Right after Christmas break we were hit with some nasty, cold weather here in northern Ohio. As a result, we delayed once and canceled 3 days last week. On the bright side, this gave me some time to work on developing some new materials for my classroom and catch up on reading of the great teacher blogs out there.
The plan when we came back from break was to dive headlong into the infamous topic of "long division." As a teacher of fourth grade for over 20 years, I can tell you that long division is easily the most challenging 4th grade math calculation my students will learn. It involves a complicated, sometimes confusing, algorithm and requires a strong fluency of basic facts for not just for division, but also multiplication, and subtraction, too. To master the steps requires a lot of practice, practice, and more practice. I find myself taking deep breaths and giving myself mental pep talks (You can do this, Pransky.) before beginning these lessons.
We began our study by building a foundation in the vocabulary of division along with ways to represent division using some pages I created for their interactive notebooks. I'll probably put this up on TpT evetually but its not fully ready yet.
|You may have heard of this popular mnemonic|
for the steps used in long division
|Different ways to show division|
In their early learning, I have found students benefit from scaffolding and cues to remind them of the steps that they need to follow to learn the standard method of long division.

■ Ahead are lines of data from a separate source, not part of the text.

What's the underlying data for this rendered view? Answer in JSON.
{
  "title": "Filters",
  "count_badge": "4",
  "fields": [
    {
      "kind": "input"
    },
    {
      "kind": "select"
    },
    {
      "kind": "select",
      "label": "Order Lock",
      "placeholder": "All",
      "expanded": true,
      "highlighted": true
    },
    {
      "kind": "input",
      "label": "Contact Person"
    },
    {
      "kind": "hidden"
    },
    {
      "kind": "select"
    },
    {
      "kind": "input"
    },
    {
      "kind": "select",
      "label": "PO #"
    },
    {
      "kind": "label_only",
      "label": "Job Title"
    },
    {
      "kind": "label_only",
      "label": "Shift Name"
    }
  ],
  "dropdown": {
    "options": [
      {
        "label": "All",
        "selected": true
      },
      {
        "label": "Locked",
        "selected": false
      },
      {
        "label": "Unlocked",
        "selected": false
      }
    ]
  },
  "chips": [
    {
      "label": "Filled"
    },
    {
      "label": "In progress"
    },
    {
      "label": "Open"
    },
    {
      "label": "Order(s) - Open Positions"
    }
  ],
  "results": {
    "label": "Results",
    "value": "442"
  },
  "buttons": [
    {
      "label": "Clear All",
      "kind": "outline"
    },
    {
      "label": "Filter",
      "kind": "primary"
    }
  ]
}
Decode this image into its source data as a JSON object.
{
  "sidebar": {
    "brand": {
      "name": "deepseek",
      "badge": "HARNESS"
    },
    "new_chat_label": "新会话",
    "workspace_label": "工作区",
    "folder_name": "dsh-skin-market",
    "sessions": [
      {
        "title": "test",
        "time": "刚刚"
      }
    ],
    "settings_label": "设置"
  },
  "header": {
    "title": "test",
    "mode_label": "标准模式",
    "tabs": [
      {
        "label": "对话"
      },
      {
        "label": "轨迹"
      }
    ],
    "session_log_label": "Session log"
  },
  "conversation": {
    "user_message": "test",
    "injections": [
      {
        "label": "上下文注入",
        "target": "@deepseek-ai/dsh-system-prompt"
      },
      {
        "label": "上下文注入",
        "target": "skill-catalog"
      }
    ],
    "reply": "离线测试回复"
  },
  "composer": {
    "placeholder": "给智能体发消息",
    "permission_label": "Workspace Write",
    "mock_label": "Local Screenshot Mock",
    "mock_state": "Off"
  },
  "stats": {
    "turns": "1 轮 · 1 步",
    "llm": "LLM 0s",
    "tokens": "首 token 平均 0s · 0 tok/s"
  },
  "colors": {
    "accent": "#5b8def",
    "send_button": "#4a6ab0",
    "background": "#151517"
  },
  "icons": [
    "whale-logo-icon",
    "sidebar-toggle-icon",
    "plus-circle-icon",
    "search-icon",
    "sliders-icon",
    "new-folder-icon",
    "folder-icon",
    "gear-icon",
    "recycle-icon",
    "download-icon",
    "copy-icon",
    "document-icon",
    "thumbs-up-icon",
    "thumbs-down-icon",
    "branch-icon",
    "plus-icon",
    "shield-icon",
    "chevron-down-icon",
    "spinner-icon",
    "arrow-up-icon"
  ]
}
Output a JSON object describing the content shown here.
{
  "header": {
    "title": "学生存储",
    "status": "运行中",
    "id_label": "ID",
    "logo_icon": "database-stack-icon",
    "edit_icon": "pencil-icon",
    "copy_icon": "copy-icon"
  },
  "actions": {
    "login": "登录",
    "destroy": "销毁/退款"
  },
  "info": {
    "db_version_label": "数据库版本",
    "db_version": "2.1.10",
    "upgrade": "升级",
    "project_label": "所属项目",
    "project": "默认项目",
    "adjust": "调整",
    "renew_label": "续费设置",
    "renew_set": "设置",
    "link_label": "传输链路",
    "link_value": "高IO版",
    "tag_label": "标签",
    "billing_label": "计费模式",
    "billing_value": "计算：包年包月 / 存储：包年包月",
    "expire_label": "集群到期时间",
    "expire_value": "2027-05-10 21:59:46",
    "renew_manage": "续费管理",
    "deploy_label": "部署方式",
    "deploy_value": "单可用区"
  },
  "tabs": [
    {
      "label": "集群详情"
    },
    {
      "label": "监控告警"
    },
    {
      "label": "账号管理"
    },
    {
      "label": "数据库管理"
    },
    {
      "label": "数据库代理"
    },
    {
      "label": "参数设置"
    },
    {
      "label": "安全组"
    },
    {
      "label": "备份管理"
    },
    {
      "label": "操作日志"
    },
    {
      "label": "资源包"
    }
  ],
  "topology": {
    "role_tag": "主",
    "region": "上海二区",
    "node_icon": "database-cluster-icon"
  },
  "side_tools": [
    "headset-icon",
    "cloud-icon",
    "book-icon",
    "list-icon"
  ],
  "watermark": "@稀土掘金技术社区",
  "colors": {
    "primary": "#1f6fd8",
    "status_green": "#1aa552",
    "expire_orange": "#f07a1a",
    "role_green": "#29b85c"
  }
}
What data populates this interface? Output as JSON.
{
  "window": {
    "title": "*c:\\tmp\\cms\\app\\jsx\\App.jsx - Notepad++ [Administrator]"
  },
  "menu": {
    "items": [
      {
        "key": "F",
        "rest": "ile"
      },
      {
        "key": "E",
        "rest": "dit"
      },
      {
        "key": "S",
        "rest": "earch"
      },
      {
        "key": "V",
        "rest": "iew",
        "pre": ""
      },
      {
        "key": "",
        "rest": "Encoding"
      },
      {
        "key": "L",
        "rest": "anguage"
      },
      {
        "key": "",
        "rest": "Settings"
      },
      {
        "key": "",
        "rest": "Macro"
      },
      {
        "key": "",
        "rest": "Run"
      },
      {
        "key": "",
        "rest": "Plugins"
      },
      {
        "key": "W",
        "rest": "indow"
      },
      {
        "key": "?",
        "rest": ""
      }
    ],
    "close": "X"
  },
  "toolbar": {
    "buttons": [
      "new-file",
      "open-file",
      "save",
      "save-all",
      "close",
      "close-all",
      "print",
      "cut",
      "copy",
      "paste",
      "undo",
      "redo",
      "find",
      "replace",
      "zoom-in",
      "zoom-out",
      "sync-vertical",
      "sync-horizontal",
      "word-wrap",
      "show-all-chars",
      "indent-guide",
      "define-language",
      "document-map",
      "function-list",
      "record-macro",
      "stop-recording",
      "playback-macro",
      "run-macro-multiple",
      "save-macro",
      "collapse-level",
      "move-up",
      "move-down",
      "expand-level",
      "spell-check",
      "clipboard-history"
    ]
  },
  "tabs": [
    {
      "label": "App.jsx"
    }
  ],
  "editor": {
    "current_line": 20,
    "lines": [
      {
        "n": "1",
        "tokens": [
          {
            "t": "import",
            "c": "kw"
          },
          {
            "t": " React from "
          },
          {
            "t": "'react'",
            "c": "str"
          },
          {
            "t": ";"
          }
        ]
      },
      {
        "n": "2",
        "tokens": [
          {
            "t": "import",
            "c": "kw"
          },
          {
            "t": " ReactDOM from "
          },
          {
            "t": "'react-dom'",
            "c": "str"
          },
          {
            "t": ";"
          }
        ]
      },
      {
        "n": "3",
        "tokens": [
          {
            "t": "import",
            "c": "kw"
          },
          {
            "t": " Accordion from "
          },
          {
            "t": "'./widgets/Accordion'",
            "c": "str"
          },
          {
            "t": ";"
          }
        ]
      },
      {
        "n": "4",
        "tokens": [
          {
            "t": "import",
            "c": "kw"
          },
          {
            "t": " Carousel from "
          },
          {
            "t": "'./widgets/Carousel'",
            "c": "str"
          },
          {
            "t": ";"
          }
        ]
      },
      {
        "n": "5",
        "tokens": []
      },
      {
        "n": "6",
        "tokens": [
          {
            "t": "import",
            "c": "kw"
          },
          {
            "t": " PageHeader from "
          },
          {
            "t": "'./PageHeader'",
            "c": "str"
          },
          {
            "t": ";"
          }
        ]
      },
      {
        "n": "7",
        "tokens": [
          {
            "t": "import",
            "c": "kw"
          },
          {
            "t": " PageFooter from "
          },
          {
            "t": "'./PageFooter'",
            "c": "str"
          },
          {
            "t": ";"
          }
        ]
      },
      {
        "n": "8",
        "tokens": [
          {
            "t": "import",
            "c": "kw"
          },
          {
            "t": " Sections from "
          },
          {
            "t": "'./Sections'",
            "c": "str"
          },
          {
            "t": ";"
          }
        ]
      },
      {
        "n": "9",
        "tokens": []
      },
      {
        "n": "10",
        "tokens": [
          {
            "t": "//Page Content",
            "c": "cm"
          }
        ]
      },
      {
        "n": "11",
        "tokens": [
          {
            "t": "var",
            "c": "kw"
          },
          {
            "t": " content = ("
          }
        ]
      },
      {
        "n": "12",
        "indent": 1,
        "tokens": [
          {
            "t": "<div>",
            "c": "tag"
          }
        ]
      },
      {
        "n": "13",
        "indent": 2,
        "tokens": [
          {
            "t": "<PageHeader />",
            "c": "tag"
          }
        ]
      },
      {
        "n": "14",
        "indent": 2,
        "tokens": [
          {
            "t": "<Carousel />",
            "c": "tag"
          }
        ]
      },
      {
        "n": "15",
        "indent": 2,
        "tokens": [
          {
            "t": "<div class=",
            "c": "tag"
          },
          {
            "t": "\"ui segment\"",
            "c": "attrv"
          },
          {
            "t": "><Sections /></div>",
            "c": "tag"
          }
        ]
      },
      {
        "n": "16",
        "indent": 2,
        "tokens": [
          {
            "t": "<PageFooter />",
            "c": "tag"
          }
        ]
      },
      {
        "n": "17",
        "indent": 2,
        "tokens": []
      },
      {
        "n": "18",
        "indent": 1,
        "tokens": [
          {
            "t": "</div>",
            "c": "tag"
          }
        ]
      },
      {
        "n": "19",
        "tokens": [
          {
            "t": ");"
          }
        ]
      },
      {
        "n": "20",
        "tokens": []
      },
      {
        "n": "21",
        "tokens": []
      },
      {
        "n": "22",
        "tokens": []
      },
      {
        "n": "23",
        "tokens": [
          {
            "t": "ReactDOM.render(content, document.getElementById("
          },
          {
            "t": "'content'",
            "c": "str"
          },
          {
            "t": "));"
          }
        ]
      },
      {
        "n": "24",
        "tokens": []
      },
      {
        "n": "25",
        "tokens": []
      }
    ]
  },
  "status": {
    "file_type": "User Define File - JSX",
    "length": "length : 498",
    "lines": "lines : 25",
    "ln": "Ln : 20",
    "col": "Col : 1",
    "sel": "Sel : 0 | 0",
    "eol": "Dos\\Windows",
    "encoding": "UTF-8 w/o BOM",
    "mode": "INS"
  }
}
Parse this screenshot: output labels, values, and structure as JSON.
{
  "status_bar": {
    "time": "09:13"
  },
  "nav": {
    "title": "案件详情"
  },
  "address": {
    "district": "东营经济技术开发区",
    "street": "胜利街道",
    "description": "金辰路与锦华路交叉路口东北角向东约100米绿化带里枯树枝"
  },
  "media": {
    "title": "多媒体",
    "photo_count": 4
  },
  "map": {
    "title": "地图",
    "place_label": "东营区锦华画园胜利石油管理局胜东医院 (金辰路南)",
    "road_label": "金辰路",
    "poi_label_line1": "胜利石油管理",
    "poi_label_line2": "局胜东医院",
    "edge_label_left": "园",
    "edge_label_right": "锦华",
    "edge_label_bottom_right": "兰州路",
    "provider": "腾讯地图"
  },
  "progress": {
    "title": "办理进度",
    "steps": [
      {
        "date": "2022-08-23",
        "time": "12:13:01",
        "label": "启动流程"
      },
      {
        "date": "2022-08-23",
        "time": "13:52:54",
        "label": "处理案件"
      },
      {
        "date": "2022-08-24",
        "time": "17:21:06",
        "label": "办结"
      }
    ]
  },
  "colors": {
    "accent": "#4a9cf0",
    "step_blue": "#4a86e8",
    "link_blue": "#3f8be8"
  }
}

Once they have rehearsed the steps enough, then I usually transition students doing their calculation on graph paper. (Alignment is crucial for long division.)
Over break I put together a 20 page packet of long division problems to work through during this unit. I joked with the kids when they picked up their packet that they would need to have it done for homework that night - you should see how big their eyes got! Instead we usually we do one page together and one independently each day. By the time students are done with it, they have a done a couple hundred long division problems and most will have the algorithm down pat.
I'm offering it for free on TpT for a little while so check it out if you're interested. Please give me some positive feedback love if you find them useful.
I also just posted a set of division task cards up on TpT. Also, free for a limited time! Go get them. Don't forget to leave some feedback, please.
My task cards are a little unique in that they often have an answer document with a secret code riddle/joke that my students love.
Hope you have a great week, everyone.